Students prepare as final exam season nears

As the semester draws to a close and classes start to wind down, final exams are impending, which can be a stressful time for any student.

For first-year students, this semester is all about developing habits that work for them as they make their way into their first set of college finals.

Haley Slater, a freshman criminal justice major at the university, said she is feeling nervous about her upcoming final exams and that she feels that it is more difficult than her work in high school. “I will prepare my notes beforehand and make many notecards, and maybe study with some people in my classes for peer support.”

Slater, alongside others, is cramming for their finals late into the night.

Keila Sandoval, a first-year psychology major, said her finals have been a big stressor for her recently.

“I’ve had so much going along with worrying about final exams coming up,” Sandoval said, “I’ve just been trying to focus on making sure I’m keeping track of my work and it being done while also leaving some time to myself to avoid getting too overwhelmed.”

For upperclassmen, and especially the school’s student athletes, finding methods of effective exam preparation can be a challenge with a crowded schedule.

Mackenzie Myers, an electrical engineering senior and women’s soccer team player, said she finds that organization and time management are key. “I use a planner to keep myself organized with what I have due and when I need it to be done,” she said.

When asked to provide advice for others seeking to improve their study habits going into finals, Myers said that, “Studying one night before the exam will not be good enough. You will need to be able to absorb the material and with one day of studying you won’t be able to do that.”

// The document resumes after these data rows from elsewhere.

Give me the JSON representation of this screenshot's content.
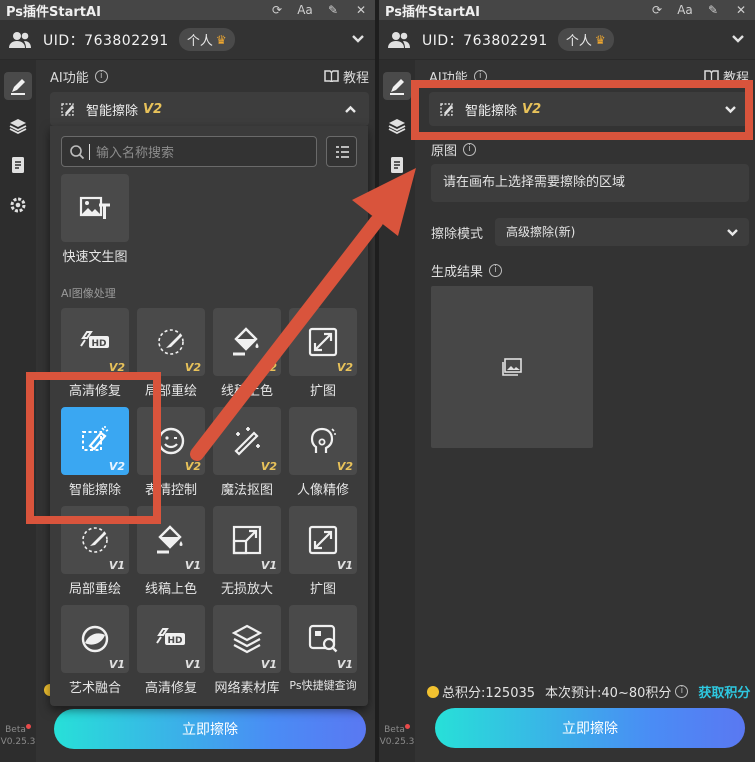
{
  "app": {
    "title": "Ps插件StartAI",
    "uid_text": "UID：763802291",
    "plan_badge": "个人",
    "beta_label": "Beta",
    "version": "V0.25.3"
  },
  "ai_function": {
    "heading": "AI功能",
    "info_glyph": "i",
    "tutorial_label": "教程",
    "selected_tool": "智能擦除",
    "selected_version": "V2"
  },
  "dropdown": {
    "search_placeholder": "输入名称搜索",
    "top_tiles": [
      {
        "label": "快速文生图",
        "icon": "text-to-image-icon",
        "version": ""
      }
    ],
    "group_title": "AI图像处理",
    "tiles": [
      {
        "label": "高清修复",
        "icon": "hd-icon",
        "version": "V2",
        "selected": false
      },
      {
        "label": "局部重绘",
        "icon": "brush-icon",
        "version": "V2",
        "selected": false
      },
      {
        "label": "线稿上色",
        "icon": "paint-bucket-icon",
        "version": "V2",
        "selected": false
      },
      {
        "label": "扩图",
        "icon": "expand-icon",
        "version": "V2",
        "selected": false
      },
      {
        "label": "智能擦除",
        "icon": "eraser-icon",
        "version": "V2",
        "selected": true
      },
      {
        "label": "表情控制",
        "icon": "smile-icon",
        "version": "V2",
        "selected": false
      },
      {
        "label": "魔法抠图",
        "icon": "magic-wand-icon",
        "version": "V2",
        "selected": false
      },
      {
        "label": "人像精修",
        "icon": "portrait-icon",
        "version": "V2",
        "selected": false
      },
      {
        "label": "局部重绘",
        "icon": "brush-icon",
        "version": "V1",
        "selected": false
      },
      {
        "label": "线稿上色",
        "icon": "paint-bucket-icon",
        "version": "V1",
        "selected": false
      },
      {
        "label": "无损放大",
        "icon": "upscale-icon",
        "version": "V1",
        "selected": false
      },
      {
        "label": "扩图",
        "icon": "expand-icon",
        "version": "V1",
        "selected": false
      },
      {
        "label": "艺术融合",
        "icon": "blend-icon",
        "version": "V1",
        "selected": false
      },
      {
        "label": "高清修复",
        "icon": "hd-icon",
        "version": "V1",
        "selected": false
      },
      {
        "label": "网络素材库",
        "icon": "layers-icon",
        "version": "V1",
        "selected": false
      },
      {
        "label": "Ps快捷键查询",
        "icon": "shortcut-search-icon",
        "version": "V1",
        "selected": false
      }
    ]
  },
  "erase_panel": {
    "source_label": "原图",
    "source_hint": "请在画布上选择需要擦除的区域",
    "mode_label": "擦除模式",
    "mode_value": "高级擦除(新)",
    "result_label": "生成结果"
  },
  "points": {
    "total": "总积分:125035",
    "estimate": "本次预计:40~80积分",
    "get_link": "获取积分"
  },
  "submit_label": "立即擦除",
  "colors": {
    "annotation_red": "#d9543c",
    "selected_tile": "#3aa7f2",
    "v2_gold": "#e8c25a",
    "link_cyan": "#2ec8e0"
  }
}
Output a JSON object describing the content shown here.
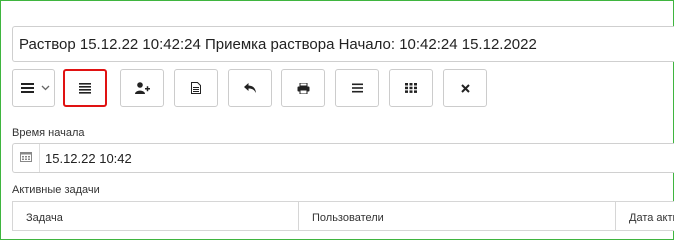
{
  "document": {
    "title": "Раствор 15.12.22 10:42:24 Приемка раствора Начало: 10:42:24 15.12.2022"
  },
  "toolbar": {
    "buttons": [
      {
        "icon": "menu-dropdown-icon"
      },
      {
        "icon": "list-details-icon",
        "selected": true
      },
      {
        "icon": "add-user-icon"
      },
      {
        "icon": "document-icon"
      },
      {
        "icon": "reply-icon"
      },
      {
        "icon": "print-icon"
      },
      {
        "icon": "list-icon"
      },
      {
        "icon": "grid-icon"
      },
      {
        "icon": "close-icon"
      }
    ],
    "selected_color": "#e01212"
  },
  "start_time": {
    "label": "Время начала",
    "value": "15.12.22 10:42"
  },
  "tasks": {
    "label": "Активные задачи",
    "columns": [
      "Задача",
      "Пользователи",
      "Дата акти"
    ]
  },
  "colors": {
    "frame_border": "#3fb53f"
  }
}
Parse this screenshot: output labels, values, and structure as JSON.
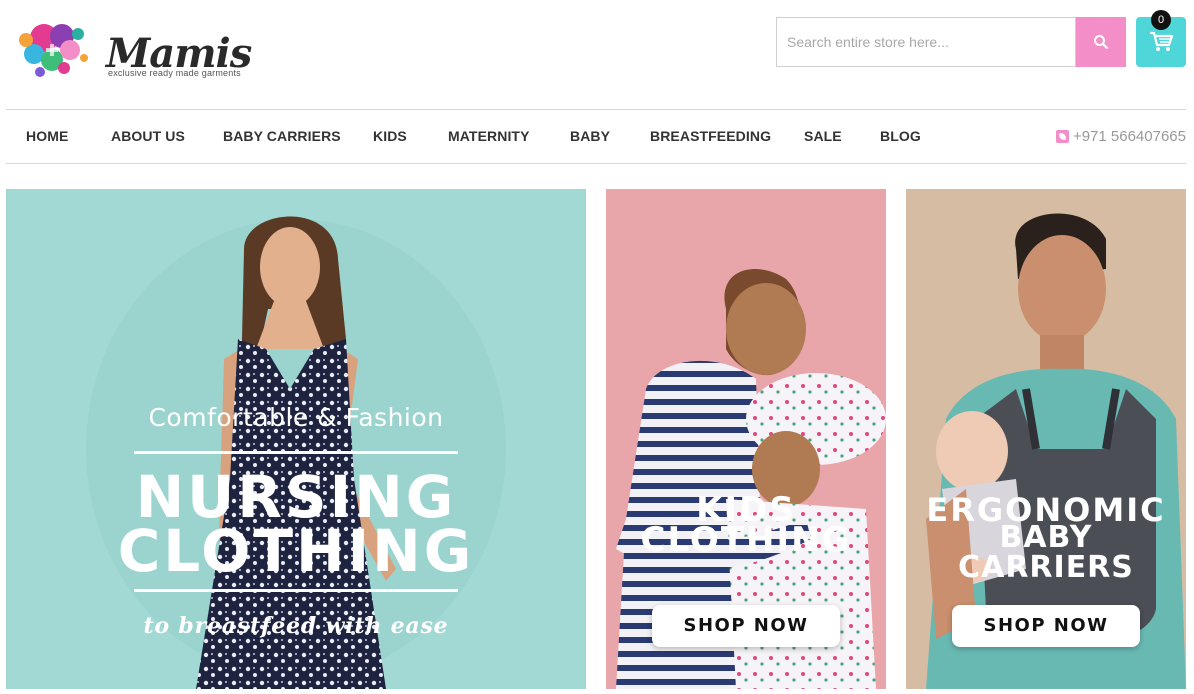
{
  "brand": {
    "name": "Mamis",
    "tagline": "exclusive ready made garments"
  },
  "search": {
    "placeholder": "Search entire store here...",
    "button_icon": "search-icon"
  },
  "cart": {
    "icon": "shopping-cart-icon",
    "count": "0"
  },
  "nav": {
    "items": [
      {
        "label": "HOME"
      },
      {
        "label": "ABOUT US"
      },
      {
        "label": "BABY CARRIERS"
      },
      {
        "label": "KIDS"
      },
      {
        "label": "MATERNITY"
      },
      {
        "label": "BABY"
      },
      {
        "label": "BREASTFEEDING"
      },
      {
        "label": "SALE"
      },
      {
        "label": "BLOG"
      }
    ],
    "phone": "+971 566407665",
    "phone_icon": "phone-icon"
  },
  "banners": {
    "main": {
      "subtitle": "Comfortable & Fashion",
      "title_line1": "NURSING",
      "title_line2": "CLOTHING",
      "tagline": "to breastfeed with ease"
    },
    "kids": {
      "title_line1": "KIDS",
      "title_line2": "CLOTHING",
      "button": "SHOP NOW"
    },
    "carriers": {
      "title_line1": "ERGONOMIC",
      "title_line2": "BABY CARRIERS",
      "button": "SHOP NOW"
    }
  },
  "colors": {
    "accent_pink": "#f48ec8",
    "accent_teal": "#4fd6d9",
    "banner_teal": "#a2d9d5",
    "banner_pink": "#e9a6aa",
    "banner_beige": "#d7bca4"
  }
}
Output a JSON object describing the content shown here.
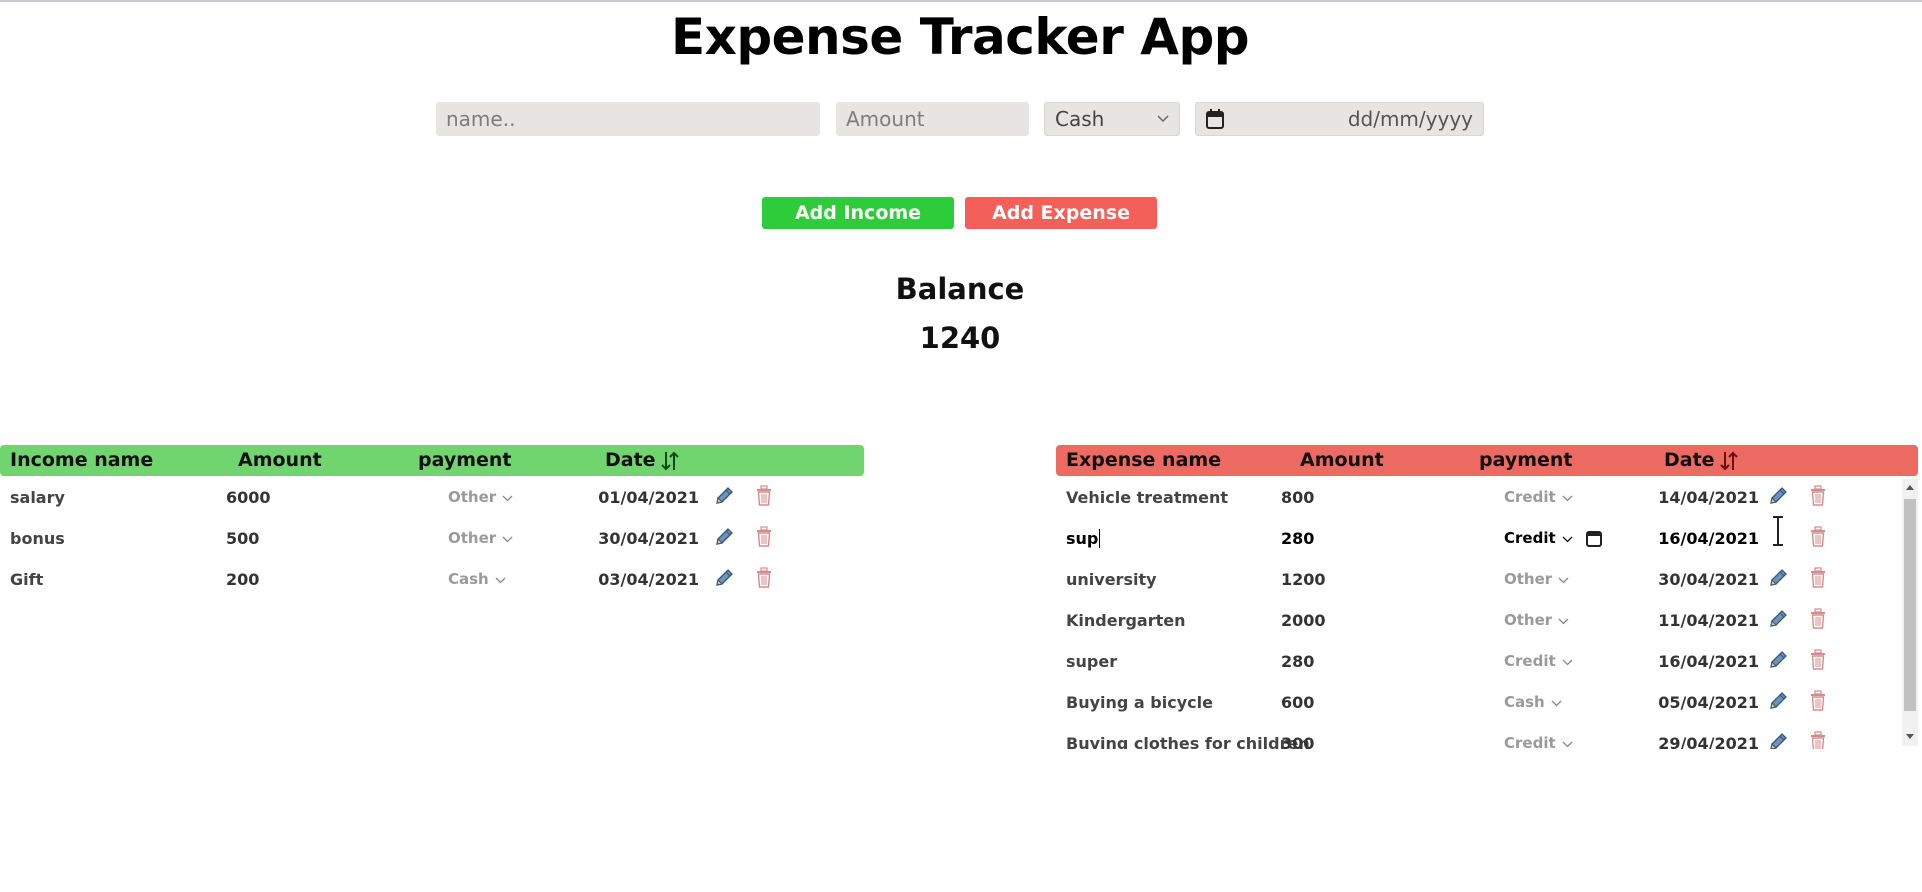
{
  "app": {
    "title": "Expense Tracker App"
  },
  "form": {
    "name_placeholder": "name..",
    "amount_placeholder": "Amount",
    "payment_value": "Cash",
    "date_placeholder": "dd/mm/yyyy"
  },
  "buttons": {
    "add_income": "Add Income",
    "add_expense": "Add Expense"
  },
  "balance": {
    "label": "Balance",
    "value": "1240"
  },
  "income_table": {
    "headers": {
      "name": "Income name",
      "amount": "Amount",
      "payment": "payment",
      "date": "Date"
    },
    "rows": [
      {
        "name": "salary",
        "amount": "6000",
        "payment": "Other",
        "date": "01/04/2021"
      },
      {
        "name": "bonus",
        "amount": "500",
        "payment": "Other",
        "date": "30/04/2021"
      },
      {
        "name": "Gift",
        "amount": "200",
        "payment": "Cash",
        "date": "03/04/2021"
      }
    ]
  },
  "expense_table": {
    "headers": {
      "name": "Expense name",
      "amount": "Amount",
      "payment": "payment",
      "date": "Date"
    },
    "rows": [
      {
        "name": "Vehicle treatment",
        "amount": "800",
        "payment": "Credit",
        "date": "14/04/2021"
      },
      {
        "name": "sup",
        "amount": "280",
        "payment": "Credit",
        "date": "16/04/2021"
      },
      {
        "name": "university",
        "amount": "1200",
        "payment": "Other",
        "date": "30/04/2021"
      },
      {
        "name": "Kindergarten",
        "amount": "2000",
        "payment": "Other",
        "date": "11/04/2021"
      },
      {
        "name": "super",
        "amount": "280",
        "payment": "Credit",
        "date": "16/04/2021"
      },
      {
        "name": "Buying a bicycle",
        "amount": "600",
        "payment": "Cash",
        "date": "05/04/2021"
      },
      {
        "name": "Buying clothes for children",
        "amount": "300",
        "payment": "Credit",
        "date": "29/04/2021"
      }
    ]
  },
  "icons": {
    "edit": "pencil-icon",
    "delete": "trash-icon",
    "sort": "sort-arrows-icon",
    "calendar": "calendar-icon",
    "dropdown": "chevron-down-icon"
  },
  "colors": {
    "income": "#70d46f",
    "expense": "#ec6a62",
    "add_income_btn": "#2ecc3a",
    "add_expense_btn": "#f3605a",
    "field_bg": "#e6e5e4"
  }
}
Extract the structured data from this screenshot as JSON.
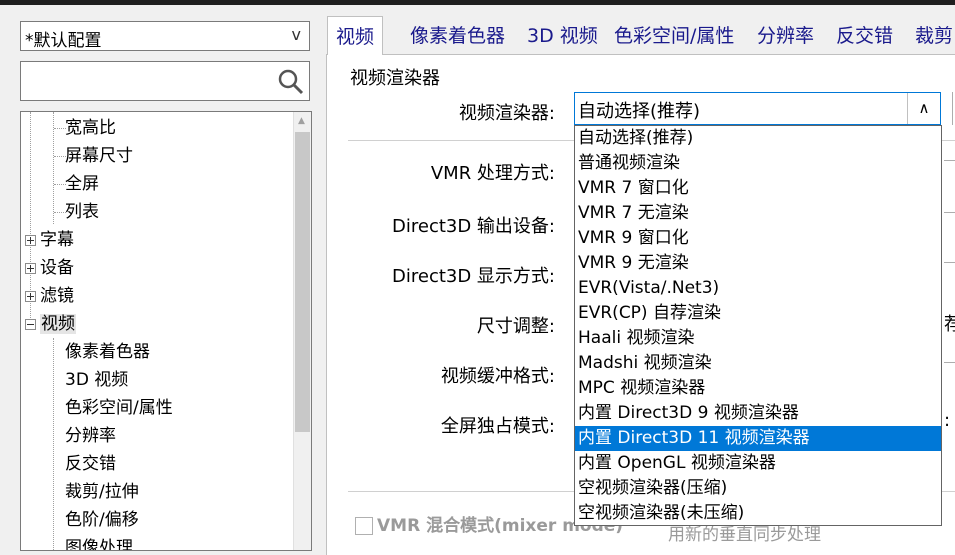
{
  "preset": {
    "value": "*默认配置",
    "arrow": "v"
  },
  "search": {
    "value": "",
    "placeholder": ""
  },
  "tree": {
    "items": [
      {
        "label": "宽高比"
      },
      {
        "label": "屏幕尺寸"
      },
      {
        "label": "全屏"
      },
      {
        "label": "列表"
      },
      {
        "label": "字幕"
      },
      {
        "label": "设备"
      },
      {
        "label": "滤镜"
      },
      {
        "label": "视频"
      },
      {
        "label": "像素着色器"
      },
      {
        "label": "3D 视频"
      },
      {
        "label": "色彩空间/属性"
      },
      {
        "label": "分辨率"
      },
      {
        "label": "反交错"
      },
      {
        "label": "裁剪/拉伸"
      },
      {
        "label": "色阶/偏移"
      },
      {
        "label": "图像处理"
      }
    ]
  },
  "tabs": [
    "视频",
    "像素着色器",
    "3D 视频",
    "色彩空间/属性",
    "分辨率",
    "反交错",
    "裁剪"
  ],
  "group_title": "视频渲染器",
  "fields": {
    "renderer": "视频渲染器:",
    "vmr_mode": "VMR 处理方式:",
    "d3d_device": "Direct3D 输出设备:",
    "d3d_display": "Direct3D 显示方式:",
    "resize": "尺寸调整:",
    "buffer_format": "视频缓冲格式:",
    "exclusive": "全屏独占模式:"
  },
  "renderer_combo": {
    "value": "自动选择(推荐)",
    "button": "∧"
  },
  "dropdown_items": [
    "自动选择(推荐)",
    "普通视频渲染",
    "VMR 7 窗口化",
    "VMR 7 无渲染",
    "VMR 9 窗口化",
    "VMR 9 无渲染",
    "EVR(Vista/.Net3)",
    "EVR(CP) 自荐渲染",
    "Haali 视频渲染",
    "Madshi 视频渲染",
    "MPC 视频渲染器",
    "内置 Direct3D 9 视频渲染器",
    "内置 Direct3D 11 视频渲染器",
    "内置 OpenGL 视频渲染器",
    "空视频渲染器(压缩)",
    "空视频渲染器(未压缩)"
  ],
  "dropdown_selected_index": 12,
  "clipped": {
    "resize_right": "荐",
    "exclusive_right": ":"
  },
  "bottom": {
    "vmr_mix": "VMR 混合模式(mixer mode)",
    "sync": "用新的垂直同步处理"
  },
  "colors": {
    "accent": "#0078d7",
    "tab_text": "#1a1a8c"
  },
  "icons": {
    "search": "search-icon"
  }
}
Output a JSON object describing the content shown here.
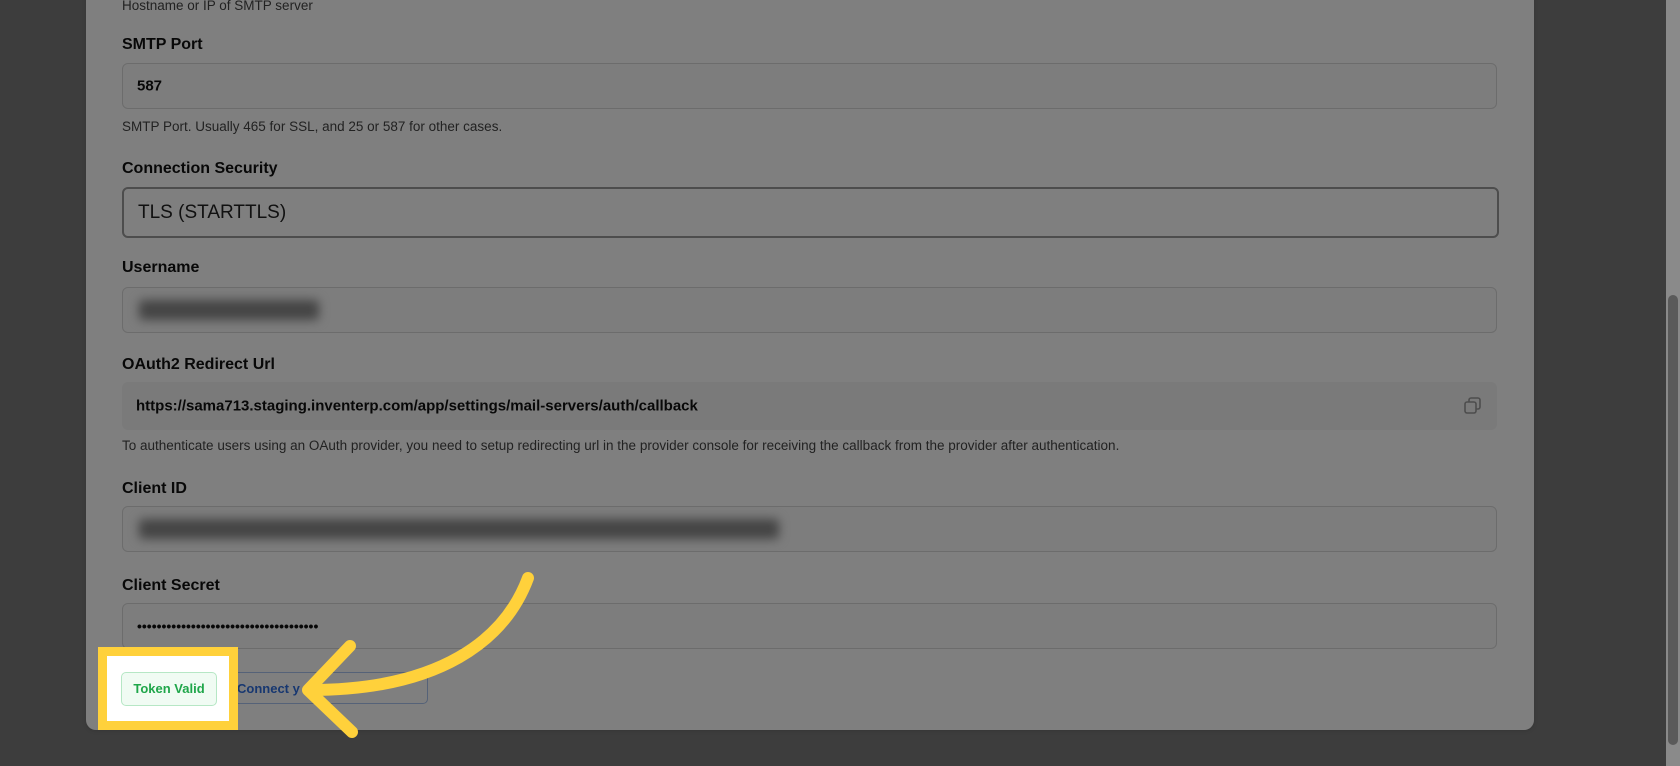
{
  "form": {
    "host_helper": "Hostname or IP of SMTP server",
    "smtp_port": {
      "label": "SMTP Port",
      "value": "587",
      "helper": "SMTP Port. Usually 465 for SSL, and 25 or 587 for other cases."
    },
    "connection_security": {
      "label": "Connection Security",
      "value": "TLS (STARTTLS)"
    },
    "username": {
      "label": "Username"
    },
    "oauth_redirect": {
      "label": "OAuth2 Redirect Url",
      "value": "https://sama713.staging.inventerp.com/app/settings/mail-servers/auth/callback",
      "helper": "To authenticate users using an OAuth provider, you need to setup redirecting url in the provider console for receiving the callback from the provider after authentication.",
      "copy_icon": "copy-icon"
    },
    "client_id": {
      "label": "Client ID"
    },
    "client_secret": {
      "label": "Client Secret",
      "value": "•••••••••••••••••••••••••••••••••••••"
    }
  },
  "actions": {
    "token_valid_label": "Token Valid",
    "connect_label": "Connect y"
  },
  "colors": {
    "highlight": "#ffd13b",
    "token_valid_text": "#1fa64a",
    "connect_text": "#2f6fe0"
  }
}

She also emphasized the value of a strong lifestyle around this time in the semester, saying, “Staying up until 3am to study will not be good for your brain/body the next day. Food/snack breaks are also very good for you to make sure your body is fueled and able to concentrate on what you are doing.”

On top of students sharing their study methods this season, psychologically beneficial study methods have also been explored by university students. Studies have proven that the size and timeline of studied information will impact the retention rate of exam information. A popular concept known as information chunking suggests that learning and reviewing information in smaller, spaced out chunks will lead to stronger memory of these concepts, rather than running through vast amounts of information.